Levi Rickert, editor-in-chief in Native Challenges. Discussion »
WETUMKA, ALABAMA Shortly after noon on Friday, three traditional Creeks from Oklahoma were arrested, along with a member of the American Indian Movement - Alabama Chapter, for trespassing while attempting to gain access the Hickory Ground ceremonial ground in Wetumpka.
Wayland Gray, second from left, still remains jailed.
The three Oklahomans are members of the Muskogee Tribe of Oklahoma and were in Alabama to fight the construction of a casino being built by the Poarch Band of Creek Indians on Hickory Ground ancestral ceremonial grounds. They feel the construction site desecrates the graves of their ancestors.
Arrested were Wayland Gray, Mike Harjo, Michael Deo and the Alabama AIM member, who identifies himself as “Maggot.” Gray, Harjo and Deo are part of Hickory Ground Tribal Town.

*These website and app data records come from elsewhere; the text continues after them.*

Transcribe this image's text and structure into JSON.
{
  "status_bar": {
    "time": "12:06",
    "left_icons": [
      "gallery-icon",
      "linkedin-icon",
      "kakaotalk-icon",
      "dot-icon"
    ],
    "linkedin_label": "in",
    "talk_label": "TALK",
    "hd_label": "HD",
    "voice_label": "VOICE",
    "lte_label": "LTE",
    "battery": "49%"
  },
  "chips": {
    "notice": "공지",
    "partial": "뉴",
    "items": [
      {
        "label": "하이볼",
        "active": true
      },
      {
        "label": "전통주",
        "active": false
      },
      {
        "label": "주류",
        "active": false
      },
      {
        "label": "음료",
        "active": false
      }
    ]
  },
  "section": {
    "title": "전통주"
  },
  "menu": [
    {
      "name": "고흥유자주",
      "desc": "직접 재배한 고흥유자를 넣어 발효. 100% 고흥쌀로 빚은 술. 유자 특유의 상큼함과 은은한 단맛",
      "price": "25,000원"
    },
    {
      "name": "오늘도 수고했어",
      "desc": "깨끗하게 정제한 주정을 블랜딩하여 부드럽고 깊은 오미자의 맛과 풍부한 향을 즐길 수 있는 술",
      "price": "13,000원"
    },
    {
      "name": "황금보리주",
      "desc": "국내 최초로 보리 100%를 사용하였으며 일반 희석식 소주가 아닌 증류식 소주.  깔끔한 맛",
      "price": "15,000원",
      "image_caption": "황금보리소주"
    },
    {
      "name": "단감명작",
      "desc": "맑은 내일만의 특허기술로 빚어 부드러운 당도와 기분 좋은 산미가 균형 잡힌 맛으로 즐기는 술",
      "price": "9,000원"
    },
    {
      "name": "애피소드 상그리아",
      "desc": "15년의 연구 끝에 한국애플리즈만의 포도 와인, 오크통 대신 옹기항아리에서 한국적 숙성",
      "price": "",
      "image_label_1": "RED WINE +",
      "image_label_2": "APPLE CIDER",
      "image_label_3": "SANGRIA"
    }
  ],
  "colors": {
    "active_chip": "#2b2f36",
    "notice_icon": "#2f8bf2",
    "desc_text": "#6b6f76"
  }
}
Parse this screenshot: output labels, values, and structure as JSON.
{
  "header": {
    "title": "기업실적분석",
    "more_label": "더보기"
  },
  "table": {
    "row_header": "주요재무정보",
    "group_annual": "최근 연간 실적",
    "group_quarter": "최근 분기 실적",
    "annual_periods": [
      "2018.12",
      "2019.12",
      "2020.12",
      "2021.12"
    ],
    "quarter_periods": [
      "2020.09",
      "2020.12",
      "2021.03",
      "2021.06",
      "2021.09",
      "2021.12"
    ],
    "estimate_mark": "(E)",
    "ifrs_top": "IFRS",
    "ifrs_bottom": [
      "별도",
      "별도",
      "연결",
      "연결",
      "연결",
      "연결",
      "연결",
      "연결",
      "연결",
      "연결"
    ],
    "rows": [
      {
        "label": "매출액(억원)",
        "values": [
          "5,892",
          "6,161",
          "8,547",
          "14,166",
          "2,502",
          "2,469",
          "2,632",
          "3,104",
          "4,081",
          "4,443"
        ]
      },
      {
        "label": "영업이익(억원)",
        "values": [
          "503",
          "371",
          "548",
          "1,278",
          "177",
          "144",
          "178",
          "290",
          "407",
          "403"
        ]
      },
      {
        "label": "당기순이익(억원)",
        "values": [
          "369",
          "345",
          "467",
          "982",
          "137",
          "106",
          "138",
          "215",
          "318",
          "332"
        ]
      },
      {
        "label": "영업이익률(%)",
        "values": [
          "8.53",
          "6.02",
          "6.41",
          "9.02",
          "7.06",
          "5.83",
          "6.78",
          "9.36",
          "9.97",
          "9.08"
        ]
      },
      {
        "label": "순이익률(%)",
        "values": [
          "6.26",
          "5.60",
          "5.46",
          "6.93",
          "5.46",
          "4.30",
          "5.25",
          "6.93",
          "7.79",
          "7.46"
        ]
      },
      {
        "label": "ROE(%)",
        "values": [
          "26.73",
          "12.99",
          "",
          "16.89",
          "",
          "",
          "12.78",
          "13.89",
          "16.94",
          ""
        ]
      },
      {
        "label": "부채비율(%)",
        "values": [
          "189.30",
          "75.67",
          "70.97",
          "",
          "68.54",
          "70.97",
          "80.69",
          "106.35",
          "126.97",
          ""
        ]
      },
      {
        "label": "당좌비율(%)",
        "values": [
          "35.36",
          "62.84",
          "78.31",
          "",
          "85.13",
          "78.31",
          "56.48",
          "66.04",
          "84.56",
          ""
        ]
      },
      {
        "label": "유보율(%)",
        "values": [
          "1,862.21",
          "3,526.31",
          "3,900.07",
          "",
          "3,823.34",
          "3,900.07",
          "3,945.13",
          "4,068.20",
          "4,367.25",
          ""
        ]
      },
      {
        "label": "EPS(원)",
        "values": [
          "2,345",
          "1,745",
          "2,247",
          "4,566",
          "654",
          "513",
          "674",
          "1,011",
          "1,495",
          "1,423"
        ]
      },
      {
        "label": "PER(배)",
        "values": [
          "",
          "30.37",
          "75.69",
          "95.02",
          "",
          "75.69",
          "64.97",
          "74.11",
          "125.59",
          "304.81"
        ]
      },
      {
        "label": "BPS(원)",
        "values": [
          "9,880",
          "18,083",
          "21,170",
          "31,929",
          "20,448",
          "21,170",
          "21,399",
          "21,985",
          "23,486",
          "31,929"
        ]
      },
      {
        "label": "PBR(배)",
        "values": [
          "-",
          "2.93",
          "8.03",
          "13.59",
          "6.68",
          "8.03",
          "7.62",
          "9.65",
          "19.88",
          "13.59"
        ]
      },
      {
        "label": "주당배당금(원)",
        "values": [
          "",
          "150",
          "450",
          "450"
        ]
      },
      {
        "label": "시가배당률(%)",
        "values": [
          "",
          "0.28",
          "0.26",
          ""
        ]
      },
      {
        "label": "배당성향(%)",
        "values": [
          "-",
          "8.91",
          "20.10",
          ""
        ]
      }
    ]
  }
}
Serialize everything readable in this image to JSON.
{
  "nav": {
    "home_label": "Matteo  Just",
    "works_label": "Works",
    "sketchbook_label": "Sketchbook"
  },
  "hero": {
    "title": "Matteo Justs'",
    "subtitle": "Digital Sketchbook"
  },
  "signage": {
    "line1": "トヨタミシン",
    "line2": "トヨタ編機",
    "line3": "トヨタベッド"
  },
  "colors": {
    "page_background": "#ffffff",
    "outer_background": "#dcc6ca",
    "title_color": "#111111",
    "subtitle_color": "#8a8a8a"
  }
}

The four were arrested for trespassing and were set to be freed late Friday afternoon. However, Wayland Gray still remains jailed in the Elmore County Jail because the Poarch Creek Tribal Police arrived shortly before he was to be released and charged him with making a "terrorist threat." The other three are free on bond.
Gray remains jailed on a $30,000 cash bond.
“It is mind boggling that they are alleging these charges against someone who was praying for his excavated ancestors at a ceremonial ground. They are attempting to use their influence over the local government to punish Wayland, but they are only going to bring greater awareness to the sacred lands and religious freedom issues there,”
commented Brendan Ludwick, an attorney from San Francisco who has been doing work on the behalf of the Muskogee Tribe of Oklahoma.
“We believe this charge is unsupported by evidence.”
“We asked them, wasn't this charge extreme,”
stated Steve Musgrove to the Native News Network. Musgrove was at the jail arranging to have the four released.
“They said 'not since 9/11' and denied Wayland's release.”
Late Friday the Poarch Band of Creek Indians issued this statement:
"The individuals were advised to leave. These individuals made threatening comments and were repeatedly warned that they were trespassing and facing imminent arrest. These individuals continued to challenge tribal police and were arrested."
The Oklahoma Creeks are unhappy with the Poarch Creeks decision to expand their casino onto an area where some 57 human remains were dug up to make room for the $246 million expansion that will include a 20 story hotel.
On December 12, 2012, Hickory Ground Tribal Town and the Muscogee, Creek, Nation of Oklahoma filed a lawsuit in the US District Court for the Middle District of Alabama to stop the construction of a $246 million casino at Hickory Ground. The plaintiffs claim that 57 sets of human remains of their ancestors were excavated from Hickory Ground in violation of the Native American Graves Protection and Repatriation Act, NAGPRA.
The protestors are descendants of the Creek who were removed to Oklahoma during the Trail of Tears. Last year the Five Civilized Tribes of Oklahoma, which includes the Chickasaw, Choctaw, Cherokee, Muscogee (Creek) and Seminole Nations, issued a resolution urging the Poarch Band of Creek to halt the casino expansion.
posted February 16, 2013 10:20 am est